A teacher in Algeria has been told off after leading her class in a celebration of the Arabic language at the start of the new school year.
Sabah Bourdras recorded a video of herself encouraging her pupils to repeat "Arabic is the world's richest language... This year I'll speak Arabic and express myself only in Arabic."
Language is a sensitive topic in Algeria, a former colony of France.
Arabic is the official language, along with Berber, and in schools, most children are only taught in Arabic for the first four years before French is introduced.
Nevertheless, French is more widely spoken, and this is why Ms Bourdras' video touched a nerve.
It has been widely shared and discussed and it has sparked a debate about language and identity.
The Algerian government has announced that the teacher will face disciplinary action.
Many Algerians, particularly older generations, complain about the dominance of French, or "the language of the occupiers", as they often call it. Others feel they can better express themselves in French rather than Arabic.
After the school grabbed attention, Algeria's Education Minister Nouria Benghebrit said that the teacher would be questioned over breaching her students' privacy and failing to obtain permission from parents to include them in her video.
But Ms Bourdras has received widespread support on social media, where she has been cast as a role model.

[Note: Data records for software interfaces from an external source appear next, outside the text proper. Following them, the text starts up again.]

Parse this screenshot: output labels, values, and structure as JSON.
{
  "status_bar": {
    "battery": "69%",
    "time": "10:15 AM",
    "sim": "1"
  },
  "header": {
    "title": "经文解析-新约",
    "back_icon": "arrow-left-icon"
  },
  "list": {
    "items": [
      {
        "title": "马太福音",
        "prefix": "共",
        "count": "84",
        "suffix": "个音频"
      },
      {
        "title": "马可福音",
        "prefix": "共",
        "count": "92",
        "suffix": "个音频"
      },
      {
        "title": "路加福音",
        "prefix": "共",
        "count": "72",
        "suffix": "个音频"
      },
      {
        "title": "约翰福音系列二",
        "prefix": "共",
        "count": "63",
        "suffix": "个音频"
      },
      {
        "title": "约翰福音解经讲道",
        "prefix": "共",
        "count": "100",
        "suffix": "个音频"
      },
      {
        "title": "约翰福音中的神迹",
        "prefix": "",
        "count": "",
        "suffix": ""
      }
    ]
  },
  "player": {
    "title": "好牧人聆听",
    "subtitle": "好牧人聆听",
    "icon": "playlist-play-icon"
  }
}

Twitter user @zohor4m1d said: "What this noble teacher is going through reflects the worst image of our psychological defeat and our shameful submission to occupation."
Twitter user @OmOb_2 said: "The French did not like the fact that Bourdras insisted on speaking in proper Arabic language."
And other teachers have been posting photos and videos from their own classrooms in solidarity with their colleague.
But the support is not confined to social media.
In the north-eastern city of Skikida, imams reportedly used their Friday prayer sermons to declare their backing for Ms Bourdras, urging worshippers to resist the government's attempts at Frenchification.
'War on the Arabic language'
Ms Benghebrit, who earned her PhD in France, has previously been accused of "waging a war" against the Arabic language as education minister and choosing to make statements on TV in French.
In March, reports emerged suggesting that the education ministry was planning to eliminate the Arabic symbols that determine the vocalisation of Arabic letters - known as diacritics - from Arabic syllabuses, as part of an educational reform plan.
The decision was criticised by linguists who argued that these signs were essential to conveying the meaning of Arabic words.
The press had also reported that Ms Benghebrit was planning to decrease the number of hours dedicated to teaching Arabic in Algerian schools and to scrap "citizenship education".
The minister faced further criticism after a massive leak of exam papers, despite a new raft of measures employed to eliminate cheating.
She has received some support on social media, with one page calling her a "true Algerian without complex".
But the messages of support for Ms Bourdras are an indication that the idea of a "true Algerian" is contested.